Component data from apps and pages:
════
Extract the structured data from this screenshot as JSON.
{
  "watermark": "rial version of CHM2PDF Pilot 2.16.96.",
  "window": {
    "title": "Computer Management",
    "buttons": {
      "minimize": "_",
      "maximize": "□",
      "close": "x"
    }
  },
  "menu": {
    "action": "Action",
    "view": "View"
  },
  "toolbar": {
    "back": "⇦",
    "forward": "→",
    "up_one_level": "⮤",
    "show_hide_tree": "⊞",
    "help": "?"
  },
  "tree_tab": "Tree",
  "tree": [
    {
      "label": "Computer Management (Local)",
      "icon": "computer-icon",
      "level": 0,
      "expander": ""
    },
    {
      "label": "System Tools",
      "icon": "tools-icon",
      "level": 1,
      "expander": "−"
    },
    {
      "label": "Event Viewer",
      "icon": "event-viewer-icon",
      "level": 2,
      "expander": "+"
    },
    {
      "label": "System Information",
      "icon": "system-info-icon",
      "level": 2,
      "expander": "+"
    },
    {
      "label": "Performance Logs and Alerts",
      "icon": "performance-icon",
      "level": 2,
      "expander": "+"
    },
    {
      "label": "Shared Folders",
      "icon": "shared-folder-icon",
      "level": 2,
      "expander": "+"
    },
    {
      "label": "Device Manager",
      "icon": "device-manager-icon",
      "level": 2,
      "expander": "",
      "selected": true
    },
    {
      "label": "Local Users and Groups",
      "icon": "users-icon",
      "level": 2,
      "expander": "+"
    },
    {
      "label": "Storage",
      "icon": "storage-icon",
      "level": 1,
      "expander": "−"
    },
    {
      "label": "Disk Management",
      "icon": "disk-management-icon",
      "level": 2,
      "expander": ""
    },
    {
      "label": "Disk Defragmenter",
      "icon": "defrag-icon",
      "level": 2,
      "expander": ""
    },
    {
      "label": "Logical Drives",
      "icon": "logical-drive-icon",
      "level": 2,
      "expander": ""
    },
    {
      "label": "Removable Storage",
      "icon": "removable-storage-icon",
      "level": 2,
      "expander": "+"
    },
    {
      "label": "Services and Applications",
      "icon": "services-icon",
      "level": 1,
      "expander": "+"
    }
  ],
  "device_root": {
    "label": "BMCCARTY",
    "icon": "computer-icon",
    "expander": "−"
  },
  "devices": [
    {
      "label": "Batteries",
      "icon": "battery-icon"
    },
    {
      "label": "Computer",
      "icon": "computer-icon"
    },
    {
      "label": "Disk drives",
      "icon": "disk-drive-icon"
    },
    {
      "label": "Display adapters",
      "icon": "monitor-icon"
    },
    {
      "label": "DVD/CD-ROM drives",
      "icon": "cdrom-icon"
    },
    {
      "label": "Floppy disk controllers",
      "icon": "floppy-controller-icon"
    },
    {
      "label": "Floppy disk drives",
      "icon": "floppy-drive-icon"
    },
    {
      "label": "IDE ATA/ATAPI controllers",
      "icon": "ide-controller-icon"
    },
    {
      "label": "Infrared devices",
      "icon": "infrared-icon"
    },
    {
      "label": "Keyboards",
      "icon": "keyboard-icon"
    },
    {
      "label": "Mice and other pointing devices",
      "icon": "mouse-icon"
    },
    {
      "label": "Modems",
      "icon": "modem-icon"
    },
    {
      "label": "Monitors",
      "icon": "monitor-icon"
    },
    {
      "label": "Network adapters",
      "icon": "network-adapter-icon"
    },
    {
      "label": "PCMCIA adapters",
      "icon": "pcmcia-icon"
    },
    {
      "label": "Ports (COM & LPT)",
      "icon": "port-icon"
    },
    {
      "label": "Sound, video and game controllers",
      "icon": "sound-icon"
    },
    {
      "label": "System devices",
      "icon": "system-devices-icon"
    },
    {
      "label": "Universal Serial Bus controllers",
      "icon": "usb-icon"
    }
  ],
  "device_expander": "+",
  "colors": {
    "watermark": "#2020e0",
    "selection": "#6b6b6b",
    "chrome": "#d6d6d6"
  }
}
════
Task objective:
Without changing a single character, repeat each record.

Answer space:
Extract the structured data from this screenshot as JSON.
{
  "watermark": "rial version of CHM2PDF Pilot 2.16.96.",
  "window": {
    "title": "Computer Management",
    "buttons": {
      "minimize": "_",
      "maximize": "□",
      "close": "x"
    }
  },
  "menu": {
    "action": "Action",
    "view": "View"
  },
  "toolbar": {
    "back": "⇦",
    "forward": "→",
    "up_one_level": "⮤",
    "show_hide_tree": "⊞",
    "help": "?"
  },
  "tree_tab": "Tree",
  "tree": [
    {
      "label": "Computer Management (Local)",
      "icon": "computer-icon",
      "level": 0,
      "expander": ""
    },
    {
      "label": "System Tools",
      "icon": "tools-icon",
      "level": 1,
      "expander": "−"
    },
    {
      "label": "Event Viewer",
      "icon": "event-viewer-icon",
      "level": 2,
      "expander": "+"
    },
    {
      "label": "System Information",
      "icon": "system-info-icon",
      "level": 2,
      "expander": "+"
    },
    {
      "label": "Performance Logs and Alerts",
      "icon": "performance-icon",
      "level": 2,
      "expander": "+"
    },
    {
      "label": "Shared Folders",
      "icon": "shared-folder-icon",
      "level": 2,
      "expander": "+"
    },
    {
      "label": "Device Manager",
      "icon": "device-manager-icon",
      "level": 2,
      "expander": "",
      "selected": true
    },
    {
      "label": "Local Users and Groups",
      "icon": "users-icon",
      "level": 2,
      "expander": "+"
    },
    {
      "label": "Storage",
      "icon": "storage-icon",
      "level": 1,
      "expander": "−"
    },
    {
      "label": "Disk Management",
      "icon": "disk-management-icon",
      "level": 2,
      "expander": ""
    },
    {
      "label": "Disk Defragmenter",
      "icon": "defrag-icon",
      "level": 2,
      "expander": ""
    },
    {
      "label": "Logical Drives",
      "icon": "logical-drive-icon",
      "level": 2,
      "expander": ""
    },
    {
      "label": "Removable Storage",
      "icon": "removable-storage-icon",
      "level": 2,
      "expander": "+"
    },
    {
      "label": "Services and Applications",
      "icon": "services-icon",
      "level": 1,
      "expander": "+"
    }
  ],
  "device_root": {
    "label": "BMCCARTY",
    "icon": "computer-icon",
    "expander": "−"
  },
  "devices": [
    {
      "label": "Batteries",
      "icon": "battery-icon"
    },
    {
      "label": "Computer",
      "icon": "computer-icon"
    },
    {
      "label": "Disk drives",
      "icon": "disk-drive-icon"
    },
    {
      "label": "Display adapters",
      "icon": "monitor-icon"
    },
    {
      "label": "DVD/CD-ROM drives",
      "icon": "cdrom-icon"
    },
    {
      "label": "Floppy disk controllers",
      "icon": "floppy-controller-icon"
    },
    {
      "label": "Floppy disk drives",
      "icon": "floppy-drive-icon"
    },
    {
      "label": "IDE ATA/ATAPI controllers",
      "icon": "ide-controller-icon"
    },
    {
      "label": "Infrared devices",
      "icon": "infrared-icon"
    },
    {
      "label": "Keyboards",
      "icon": "keyboard-icon"
    },
    {
      "label": "Mice and other pointing devices",
      "icon": "mouse-icon"
    },
    {
      "label": "Modems",
      "icon": "modem-icon"
    },
    {
      "label": "Monitors",
      "icon": "monitor-icon"
    },
    {
      "label": "Network adapters",
      "icon": "network-adapter-icon"
    },
    {
      "label": "PCMCIA adapters",
      "icon": "pcmcia-icon"
    },
    {
      "label": "Ports (COM & LPT)",
      "icon": "port-icon"
    },
    {
      "label": "Sound, video and game controllers",
      "icon": "sound-icon"
    },
    {
      "label": "System devices",
      "icon": "system-devices-icon"
    },
    {
      "label": "Universal Serial Bus controllers",
      "icon": "usb-icon"
    }
  ],
  "device_expander": "+",
  "colors": {
    "watermark": "#2020e0",
    "selection": "#6b6b6b",
    "chrome": "#d6d6d6"
  }
}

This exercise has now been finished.